** DATA follows **
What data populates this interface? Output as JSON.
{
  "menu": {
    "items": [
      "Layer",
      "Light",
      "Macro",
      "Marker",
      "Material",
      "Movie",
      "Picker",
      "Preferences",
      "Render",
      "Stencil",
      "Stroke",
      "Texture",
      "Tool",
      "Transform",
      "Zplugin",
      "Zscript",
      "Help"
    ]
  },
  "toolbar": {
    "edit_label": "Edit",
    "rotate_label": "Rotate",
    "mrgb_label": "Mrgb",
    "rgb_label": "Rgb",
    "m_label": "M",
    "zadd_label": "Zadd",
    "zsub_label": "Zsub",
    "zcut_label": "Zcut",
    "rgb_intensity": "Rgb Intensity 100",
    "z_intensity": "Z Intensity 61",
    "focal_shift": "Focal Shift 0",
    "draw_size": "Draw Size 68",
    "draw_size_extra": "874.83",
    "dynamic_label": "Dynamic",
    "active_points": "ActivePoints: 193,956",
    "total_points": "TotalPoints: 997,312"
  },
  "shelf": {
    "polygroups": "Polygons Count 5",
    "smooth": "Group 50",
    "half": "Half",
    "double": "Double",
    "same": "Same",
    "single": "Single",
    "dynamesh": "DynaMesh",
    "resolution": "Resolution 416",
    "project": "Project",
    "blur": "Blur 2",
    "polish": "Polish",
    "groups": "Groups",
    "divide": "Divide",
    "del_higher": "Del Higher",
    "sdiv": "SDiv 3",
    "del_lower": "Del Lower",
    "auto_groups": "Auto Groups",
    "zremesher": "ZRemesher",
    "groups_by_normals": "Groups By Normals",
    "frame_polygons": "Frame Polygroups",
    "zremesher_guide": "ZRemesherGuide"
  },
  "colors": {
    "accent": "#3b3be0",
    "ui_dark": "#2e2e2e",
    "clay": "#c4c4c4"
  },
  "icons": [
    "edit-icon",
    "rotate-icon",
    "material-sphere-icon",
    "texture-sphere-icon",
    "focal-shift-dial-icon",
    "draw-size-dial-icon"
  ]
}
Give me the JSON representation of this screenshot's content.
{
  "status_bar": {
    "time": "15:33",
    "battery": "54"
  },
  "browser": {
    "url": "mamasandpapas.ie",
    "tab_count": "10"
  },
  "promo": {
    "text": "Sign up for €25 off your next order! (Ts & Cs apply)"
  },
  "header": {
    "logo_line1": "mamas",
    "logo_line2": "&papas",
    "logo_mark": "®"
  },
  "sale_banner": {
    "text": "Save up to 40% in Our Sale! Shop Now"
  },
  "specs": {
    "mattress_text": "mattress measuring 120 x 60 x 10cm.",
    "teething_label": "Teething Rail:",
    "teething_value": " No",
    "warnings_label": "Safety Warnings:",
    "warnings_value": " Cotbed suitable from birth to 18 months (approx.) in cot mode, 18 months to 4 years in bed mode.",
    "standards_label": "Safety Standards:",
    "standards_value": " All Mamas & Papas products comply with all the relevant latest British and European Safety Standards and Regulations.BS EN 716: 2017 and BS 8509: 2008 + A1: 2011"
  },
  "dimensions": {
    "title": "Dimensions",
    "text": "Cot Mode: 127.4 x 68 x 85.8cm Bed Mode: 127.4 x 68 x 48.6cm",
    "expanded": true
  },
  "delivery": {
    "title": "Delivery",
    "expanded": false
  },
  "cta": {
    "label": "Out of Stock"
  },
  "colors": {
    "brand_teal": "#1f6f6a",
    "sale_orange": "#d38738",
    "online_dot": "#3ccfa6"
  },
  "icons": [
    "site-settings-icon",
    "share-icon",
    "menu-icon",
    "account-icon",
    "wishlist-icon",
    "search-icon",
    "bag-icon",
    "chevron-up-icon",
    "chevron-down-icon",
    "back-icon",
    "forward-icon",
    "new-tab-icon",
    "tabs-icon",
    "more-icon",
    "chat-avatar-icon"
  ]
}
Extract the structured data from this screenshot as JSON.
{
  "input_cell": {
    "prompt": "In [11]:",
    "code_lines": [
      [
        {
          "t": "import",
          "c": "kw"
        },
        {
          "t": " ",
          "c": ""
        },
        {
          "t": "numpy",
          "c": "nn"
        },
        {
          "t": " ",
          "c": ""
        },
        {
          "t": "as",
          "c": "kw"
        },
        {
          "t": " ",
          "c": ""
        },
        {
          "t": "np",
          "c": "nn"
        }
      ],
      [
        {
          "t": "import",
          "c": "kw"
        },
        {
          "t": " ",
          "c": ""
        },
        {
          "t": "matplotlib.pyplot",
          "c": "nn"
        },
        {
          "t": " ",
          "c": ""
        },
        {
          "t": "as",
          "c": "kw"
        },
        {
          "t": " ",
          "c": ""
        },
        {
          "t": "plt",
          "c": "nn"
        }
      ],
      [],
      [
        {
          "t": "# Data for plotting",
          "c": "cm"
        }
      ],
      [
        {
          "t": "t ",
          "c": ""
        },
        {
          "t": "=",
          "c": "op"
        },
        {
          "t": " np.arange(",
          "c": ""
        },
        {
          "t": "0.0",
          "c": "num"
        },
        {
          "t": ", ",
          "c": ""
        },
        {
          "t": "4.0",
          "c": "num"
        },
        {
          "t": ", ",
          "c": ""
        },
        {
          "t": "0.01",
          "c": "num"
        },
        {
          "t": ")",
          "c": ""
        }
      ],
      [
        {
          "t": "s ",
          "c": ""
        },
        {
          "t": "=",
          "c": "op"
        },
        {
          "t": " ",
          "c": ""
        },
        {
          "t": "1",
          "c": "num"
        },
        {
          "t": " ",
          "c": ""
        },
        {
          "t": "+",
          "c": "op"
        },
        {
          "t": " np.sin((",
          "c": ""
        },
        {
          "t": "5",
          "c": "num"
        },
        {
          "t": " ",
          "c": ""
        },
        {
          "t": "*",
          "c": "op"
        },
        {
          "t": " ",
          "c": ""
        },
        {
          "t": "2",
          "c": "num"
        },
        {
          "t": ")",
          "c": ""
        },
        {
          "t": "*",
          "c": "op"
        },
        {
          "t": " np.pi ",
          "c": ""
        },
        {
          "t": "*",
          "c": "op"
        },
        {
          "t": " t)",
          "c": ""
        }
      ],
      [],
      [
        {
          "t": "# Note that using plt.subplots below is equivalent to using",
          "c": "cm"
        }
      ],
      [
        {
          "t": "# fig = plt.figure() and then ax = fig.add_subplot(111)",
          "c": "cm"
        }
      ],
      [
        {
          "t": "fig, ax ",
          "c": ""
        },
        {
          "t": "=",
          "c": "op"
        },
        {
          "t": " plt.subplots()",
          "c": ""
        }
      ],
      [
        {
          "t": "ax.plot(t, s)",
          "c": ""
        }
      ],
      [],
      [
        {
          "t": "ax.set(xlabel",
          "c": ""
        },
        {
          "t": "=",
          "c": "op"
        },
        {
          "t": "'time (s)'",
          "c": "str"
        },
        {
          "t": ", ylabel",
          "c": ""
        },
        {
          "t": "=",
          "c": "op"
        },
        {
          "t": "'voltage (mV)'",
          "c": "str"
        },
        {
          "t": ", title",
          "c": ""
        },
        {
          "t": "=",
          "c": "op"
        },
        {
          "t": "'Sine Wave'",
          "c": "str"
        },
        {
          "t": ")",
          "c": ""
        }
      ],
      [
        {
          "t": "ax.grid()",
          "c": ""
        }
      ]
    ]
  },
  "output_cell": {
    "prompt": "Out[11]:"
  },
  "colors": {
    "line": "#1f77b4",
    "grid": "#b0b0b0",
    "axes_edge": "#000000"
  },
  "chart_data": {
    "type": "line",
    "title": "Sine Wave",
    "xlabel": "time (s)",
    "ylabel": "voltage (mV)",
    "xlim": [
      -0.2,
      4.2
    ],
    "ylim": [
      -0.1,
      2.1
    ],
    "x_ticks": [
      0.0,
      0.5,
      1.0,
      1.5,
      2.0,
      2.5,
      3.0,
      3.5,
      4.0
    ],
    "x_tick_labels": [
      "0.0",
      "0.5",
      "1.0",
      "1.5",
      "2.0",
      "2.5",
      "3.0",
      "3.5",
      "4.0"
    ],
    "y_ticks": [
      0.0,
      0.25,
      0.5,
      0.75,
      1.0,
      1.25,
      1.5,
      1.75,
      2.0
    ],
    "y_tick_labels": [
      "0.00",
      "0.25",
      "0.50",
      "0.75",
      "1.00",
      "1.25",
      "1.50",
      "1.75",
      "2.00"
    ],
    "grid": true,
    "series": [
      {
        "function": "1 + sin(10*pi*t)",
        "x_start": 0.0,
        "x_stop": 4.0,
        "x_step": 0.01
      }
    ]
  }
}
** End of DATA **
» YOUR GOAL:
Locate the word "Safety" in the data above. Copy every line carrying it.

» ANSWER FOR THE TASK:
    "warnings_label": "Safety Warnings:",
    "standards_label": "Safety Standards:",
    "standards_value": " All Mamas & Papas products comply with all the relevant latest British and European Safety Standards and Regulations.BS EN 716: 2017 and BS 8509: 2008 + A1: 2011"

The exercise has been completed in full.